I always enjoyed the lambing season. Over the years I became used to the sight of Mum swinging lambs by their feet, fresh out of the womb. The swinging motion encourages their first breath by forcing oxygen into their flat lungs. From a young age I’d be in charge of skimming the mucus from their mouth before Mum did the spiral swing. This action of swinging seemed brutal for something new to the world. Mum would say: ‘the most important thing is that you swing them far enough off of the ground and away from any posts to ensure you don’t whack their heads’. After this their bodies came back to the ground far longer than when they emerged crumpled from the womb only moments before.

These were the positive outcomes. Occasionally things wouldn’t go to plan, or the conditions wouldn’t be right and the ewe would lose a lot of blood and not survive. Or she’d be in shock from the trauma of the birth, this shock is common in first timers. I’ve learnt that the pressure of unconditional love exists less in the animal world. If the ewe rejected the new born it would quickly become an orphan and I became its feeder for a few weeks. I would form the bond with the orphans by feeding them out of recycled plastic drinks bottles adapted with a soft red teat.

Some years we would have multiple orphans and I would be overjoyed. Some- times, if the timing was right and an ewe had a still birth we’d act quickly and I would lose one of my lamb children.

Very quickly after the birth we’d skin the deceased babe to make a coat. Mum would do this job – it’s important to keep the skin in one piece. Taking a sharp knife and starting at the unfed stomach, she’d cut along the seam where the animal was finally joined, then gently applying pressure, she’d pull the skin up from the stomach using the knife to cut away any tissue.

We’d come away with a hide. A micro version of the hides used to make leather goods. This skin becomes a tool for adoption. If we had a young enough orphan, may- be one to three days old, the skin would become its jacket, the more sodden with placenta and mucus the better for the chance of success. We’d be hopeful that the bereaved ewe takes this newly dressed lamb as its own.

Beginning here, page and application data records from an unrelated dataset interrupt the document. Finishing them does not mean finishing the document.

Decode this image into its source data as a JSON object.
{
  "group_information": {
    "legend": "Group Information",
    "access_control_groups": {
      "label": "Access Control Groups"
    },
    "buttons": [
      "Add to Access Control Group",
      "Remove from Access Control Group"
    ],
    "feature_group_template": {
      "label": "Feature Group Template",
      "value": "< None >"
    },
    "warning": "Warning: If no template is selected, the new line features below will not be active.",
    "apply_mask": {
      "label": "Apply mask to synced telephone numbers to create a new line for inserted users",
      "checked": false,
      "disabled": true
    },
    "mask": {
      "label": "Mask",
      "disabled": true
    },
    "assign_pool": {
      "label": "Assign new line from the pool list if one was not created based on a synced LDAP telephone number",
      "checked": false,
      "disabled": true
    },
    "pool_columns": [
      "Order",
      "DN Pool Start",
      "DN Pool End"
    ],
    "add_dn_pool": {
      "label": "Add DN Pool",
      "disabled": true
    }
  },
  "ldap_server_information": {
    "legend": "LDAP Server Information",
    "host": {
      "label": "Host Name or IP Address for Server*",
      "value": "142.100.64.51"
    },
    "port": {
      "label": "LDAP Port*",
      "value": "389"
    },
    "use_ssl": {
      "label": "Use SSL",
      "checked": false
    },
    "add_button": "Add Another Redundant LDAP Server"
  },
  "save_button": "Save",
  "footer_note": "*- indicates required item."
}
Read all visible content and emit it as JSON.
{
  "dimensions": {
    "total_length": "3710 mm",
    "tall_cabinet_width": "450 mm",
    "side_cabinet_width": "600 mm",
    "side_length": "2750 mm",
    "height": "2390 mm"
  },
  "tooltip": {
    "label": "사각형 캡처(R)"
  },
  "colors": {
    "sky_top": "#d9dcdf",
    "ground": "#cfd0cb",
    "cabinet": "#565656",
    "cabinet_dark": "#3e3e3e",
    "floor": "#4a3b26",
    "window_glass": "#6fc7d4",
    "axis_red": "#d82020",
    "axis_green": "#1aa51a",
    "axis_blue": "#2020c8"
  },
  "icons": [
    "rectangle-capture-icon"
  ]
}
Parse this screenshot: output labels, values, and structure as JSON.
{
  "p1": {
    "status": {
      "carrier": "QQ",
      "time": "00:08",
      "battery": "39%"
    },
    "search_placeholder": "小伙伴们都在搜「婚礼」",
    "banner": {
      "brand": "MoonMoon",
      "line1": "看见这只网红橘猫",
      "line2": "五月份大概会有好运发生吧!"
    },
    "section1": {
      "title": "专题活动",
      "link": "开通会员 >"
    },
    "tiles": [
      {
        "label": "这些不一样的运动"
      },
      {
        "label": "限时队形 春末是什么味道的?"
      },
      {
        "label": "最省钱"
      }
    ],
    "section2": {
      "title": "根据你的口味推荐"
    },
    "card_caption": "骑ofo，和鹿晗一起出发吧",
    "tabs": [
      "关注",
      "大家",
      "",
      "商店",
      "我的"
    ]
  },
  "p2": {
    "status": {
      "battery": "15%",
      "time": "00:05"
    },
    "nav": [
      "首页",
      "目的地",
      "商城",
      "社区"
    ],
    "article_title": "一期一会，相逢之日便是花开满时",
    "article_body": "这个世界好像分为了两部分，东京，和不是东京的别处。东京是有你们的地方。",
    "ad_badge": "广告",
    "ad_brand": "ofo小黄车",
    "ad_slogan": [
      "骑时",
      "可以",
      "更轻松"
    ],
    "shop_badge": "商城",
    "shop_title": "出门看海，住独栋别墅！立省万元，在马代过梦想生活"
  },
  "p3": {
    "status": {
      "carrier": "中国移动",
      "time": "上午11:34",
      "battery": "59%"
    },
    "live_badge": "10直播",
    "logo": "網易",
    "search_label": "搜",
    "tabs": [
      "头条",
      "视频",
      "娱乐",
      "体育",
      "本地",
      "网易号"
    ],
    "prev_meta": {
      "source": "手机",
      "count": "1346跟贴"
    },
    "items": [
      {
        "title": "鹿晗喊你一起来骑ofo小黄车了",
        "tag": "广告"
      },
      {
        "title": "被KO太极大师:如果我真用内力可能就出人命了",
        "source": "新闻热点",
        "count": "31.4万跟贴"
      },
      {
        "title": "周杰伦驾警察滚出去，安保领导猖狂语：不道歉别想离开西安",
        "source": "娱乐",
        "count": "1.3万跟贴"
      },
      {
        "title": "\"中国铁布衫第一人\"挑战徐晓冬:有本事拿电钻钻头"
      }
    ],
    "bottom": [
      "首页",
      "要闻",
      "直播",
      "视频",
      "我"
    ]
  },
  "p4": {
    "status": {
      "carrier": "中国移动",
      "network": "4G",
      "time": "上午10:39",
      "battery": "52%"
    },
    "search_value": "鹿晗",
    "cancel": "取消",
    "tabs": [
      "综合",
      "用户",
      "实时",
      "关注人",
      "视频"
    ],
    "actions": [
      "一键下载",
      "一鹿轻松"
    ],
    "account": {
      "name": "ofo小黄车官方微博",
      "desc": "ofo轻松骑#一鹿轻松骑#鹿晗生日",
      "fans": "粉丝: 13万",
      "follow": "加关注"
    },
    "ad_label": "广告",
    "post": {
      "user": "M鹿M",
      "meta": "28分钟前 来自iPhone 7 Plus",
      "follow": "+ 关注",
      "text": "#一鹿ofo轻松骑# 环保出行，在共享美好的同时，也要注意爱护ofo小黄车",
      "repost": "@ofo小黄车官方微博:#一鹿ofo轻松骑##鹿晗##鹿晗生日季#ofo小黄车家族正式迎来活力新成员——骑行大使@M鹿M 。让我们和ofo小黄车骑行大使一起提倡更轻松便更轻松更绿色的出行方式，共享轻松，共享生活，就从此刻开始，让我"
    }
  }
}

We would know if the adopting mission was a success almost immediately; a new mother will lick and nurture its offspring straight away, cleaning off its own fluids and using its muzzle to encourage the new born towards its udder. Sometimes there was a bit of trouble with the fostered lamb taking to the udder having had its synthetic counterpart nourish it for the first few days. It takes a lot of perseverance to accept the synthetic teat and equal amounts the fleshy nipple. Both forms of nourishment are equally important to have available.

As the days passed, the minute jacket that once swamped the body became tight around the armpits moulding itself into a ridged form. When the living lamb sat down, the jacket buckled up above the back leaving a gap between its downy fleece and the hard, worn, dead skin. After five to eight days encased, the hide began to crack at the edges and the slits made in the fresh skin seem much smaller than when they comfortably slipped over the tufty backward knees of the newly adopted babe.

The skin usually came off on its own accord, caught on fencing or stretched to its limits, freeing a moving body which happily bounded around. This old skin left a shadow behind of creamy wool, unseen and un- licked by the mother’s rough tongue. By this point the mother’s bond to its fostered child is so strong that the loss of the familiar skin comes as no issue, just fresh wool to nudge toward the udder.